Your Blood Pressure
Blood pressure is the biggest cause of disability and death in the UK. It refers to the force exerted by circulating blood against the walls of blood vessels, primarily the arteries, as the heart pumps it throughout the body. It is commonly expressed in millimetres of mercury (mmHg) and represented by two numbers: systolic pressure over diastolic pressure. The systolic pressure is the higher number and represents the pressure in the arteries when the heart contracts and pumps blood, while the diastolic pressure is the lower number and represents the pressure in the arteries when the heart is at rest between beats.
Blood pressure is an essential indicator of cardiovascular health and is influenced by various factors such as cardiac output (the amount of blood pumped by the heart per minute), peripheral resistance (the resistance of blood vessels to blood flow), blood volume, and the elasticity of arterial walls. It can fluctuate throughout the day in response to physical activity, stress, emotions, and other factors.
Normal blood pressure is typically around 120/80 mmHg, with the systolic pressure of 120 and the diastolic pressure of 80. Blood pressure values above this range can indicate hypertension (high blood pressure), which is a condition that, if left untreated, can lead to increased risk of heart disease, stroke, and other health problems. On the other hand, blood pressure values consistently below the normal range may indicate hypotension (low blood pressure), which can also have adverse effects on the body and may cause symptoms such as dizziness, fainting, and fatigue.
Hypertension, also known as high blood pressure, is a medical condition characterized by persistently elevated blood pressure levels in the arteries. It is a common health issue and a significant risk factor for various cardiovascular diseases.
Blood pressure is measured in millimetres of mercury (mmHg) and expressed as two numbers: systolic pressure over diastolic pressure. Systolic pressure represents the pressure in the arteries when the heart contracts and pumps blood, while diastolic pressure represents the pressure when the heart is at rest between beats.
Hypertension is typically diagnosed when blood pressure consistently exceeds 130/80 mmHg. However, the specific thresholds for diagnosis and treatment may vary depending on factors such as age, underlying health conditions, and individual risk assessments.
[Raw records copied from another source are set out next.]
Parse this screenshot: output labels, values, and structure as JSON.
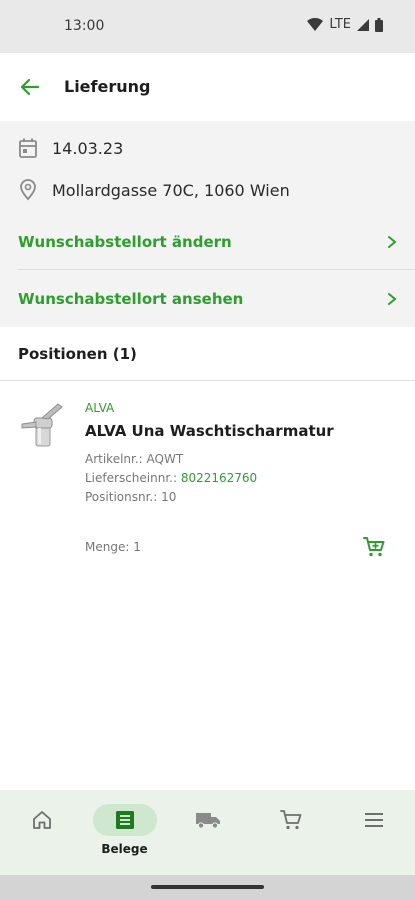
{
  "status_bar": {
    "time": "13:00",
    "network": "LTE"
  },
  "app_bar": {
    "title": "Lieferung"
  },
  "delivery_info": {
    "date": "14.03.23",
    "address": "Mollardgasse 70C, 1060 Wien",
    "links": [
      {
        "label": "Wunschabstellort ändern"
      },
      {
        "label": "Wunschabstellort ansehen"
      }
    ]
  },
  "positions": {
    "title": "Positionen (1)",
    "items": [
      {
        "brand": "ALVA",
        "name": "ALVA Una Waschtischarmatur",
        "article_label": "Artikelnr.:",
        "article_value": "AQWT",
        "delivery_note_label": "Lieferscheinnr.:",
        "delivery_note_value": "8022162760",
        "position_label": "Positionsnr.:",
        "position_value": "10",
        "quantity": "Menge: 1"
      }
    ]
  },
  "bottom_nav": {
    "items": [
      {
        "icon": "home-icon",
        "label": ""
      },
      {
        "icon": "receipt-icon",
        "label": "Belege",
        "active": true
      },
      {
        "icon": "truck-icon",
        "label": ""
      },
      {
        "icon": "cart-icon",
        "label": ""
      },
      {
        "icon": "menu-icon",
        "label": ""
      }
    ]
  },
  "colors": {
    "accent": "#2e9e2e",
    "nav_bg": "#eaf2ea",
    "active_pill": "#cfe6cf",
    "info_bg": "#f3f3f3"
  }
}
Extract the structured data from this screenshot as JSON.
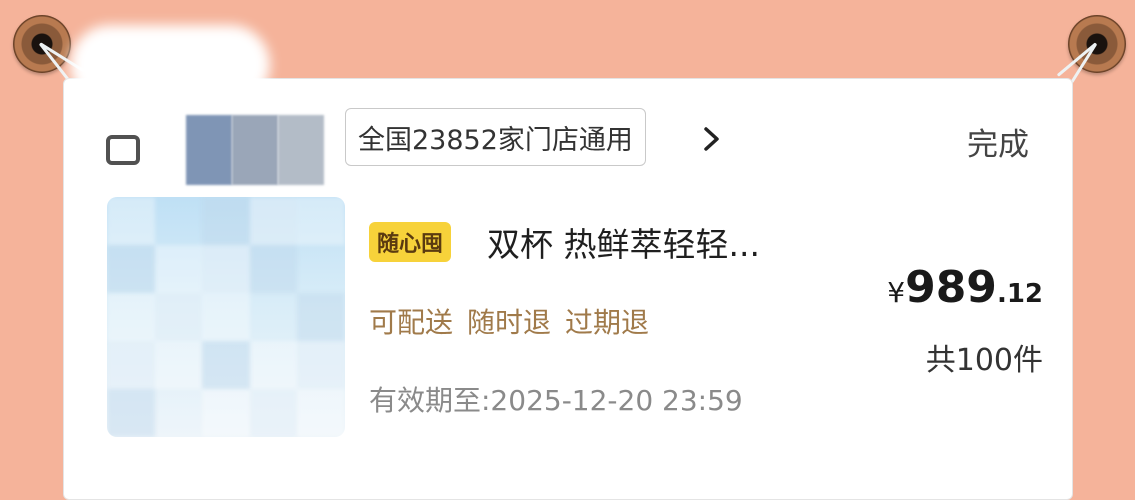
{
  "card": {
    "store_scope": "全国23852家门店通用",
    "done_label": "完成"
  },
  "icons": {
    "chevron": "chevron-right-icon",
    "logo": "store-logo"
  },
  "product": {
    "badge": "随心囤",
    "title": "双杯 热鲜萃轻轻...",
    "features": [
      "可配送",
      "随时退",
      "过期退"
    ],
    "expiry": "有效期至:2025-12-20 23:59",
    "price_currency": "¥",
    "price_integer": "989",
    "price_decimal": ".12",
    "count": "共100件"
  },
  "colors": {
    "background": "#f5b39a",
    "badge": "#f7d23a",
    "feature_text": "#a07a4a"
  }
}
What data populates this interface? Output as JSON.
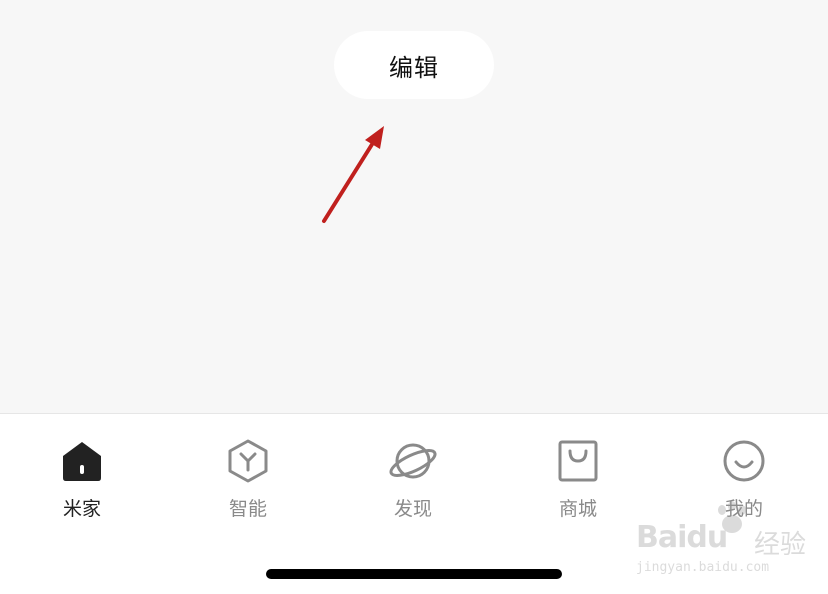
{
  "edit_button": {
    "label": "编辑"
  },
  "annotation": {
    "color": "#c0201e"
  },
  "tabs": [
    {
      "label": "米家",
      "icon": "home-icon",
      "active": true
    },
    {
      "label": "智能",
      "icon": "cube-icon",
      "active": false
    },
    {
      "label": "发现",
      "icon": "planet-icon",
      "active": false
    },
    {
      "label": "商城",
      "icon": "shopping-bag-icon",
      "active": false
    },
    {
      "label": "我的",
      "icon": "smile-icon",
      "active": false
    }
  ],
  "colors": {
    "active": "#222222",
    "inactive": "#8a8a8a",
    "background": "#f7f7f7"
  },
  "watermark": {
    "logo": "Baidu",
    "text": "经验",
    "url": "jingyan.baidu.com"
  }
}
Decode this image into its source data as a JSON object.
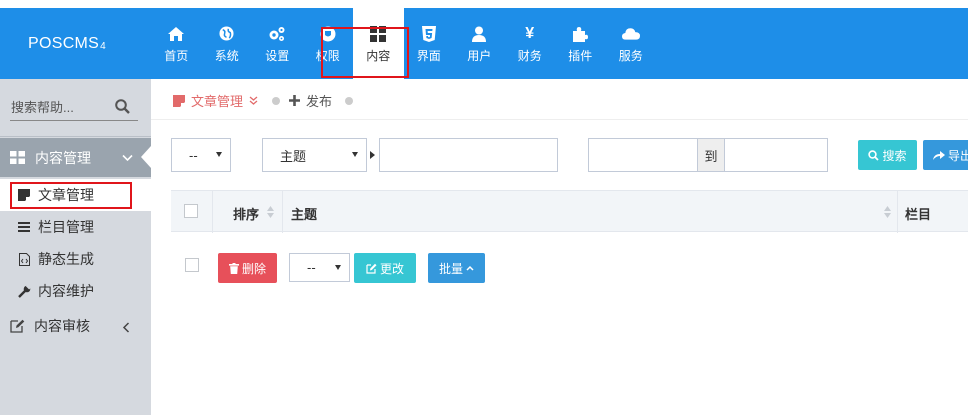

There are two primary types of hypertension:
Primary (essential) hypertension: This is the most common type, accounting for about 90-95% of hypertension cases. The exact cause is often unknown, but it is influenced by a combination of genetic factors and lifestyle choices such as poor diet, lack of physical activity, obesity, excessive alcohol consumption, and smoking.
Secondary hypertension: This type is caused by an underlying medical condition or medication. It can be the result of kidney disease, hormonal disorders, certain medications (e.g., oral contraceptives, nonsteroidal anti-inflammatory drugs), adrenal gland problems, or other factors. Secondary hypertension tends to appear suddenly and may cause higher blood pressure levels than primary hypertension.
Hypertension is often called the "silent killer" because it usually does not cause noticeable symptoms in the early stages. However, if left untreated, it can significantly increase the risk of serious complications such as heart disease, stroke, kidney problems, and damage to other organs.
Managing hypertension involves a combination of lifestyle changes and, in some cases, medication. Lifestyle modifications include adopting a balanced and low-sodium diet (such as the DASH diet), engaging in regular physical activity, maintaining a healthy weight, limiting alcohol consumption, quitting smoking, and managing stress. Medications, such as diuretics, beta-blockers, angiotensin-converting enzyme (ACE) inhibitors, angiotensin receptor blockers (ARBs), or calcium channel blockers, may be prescribed by healthcare professionals to help lower blood pressure.
Regular monitoring of blood pressure and routine check-ups with a healthcare provider are crucial for individuals with hypertension to ensure proper management and reduce the risk of complications.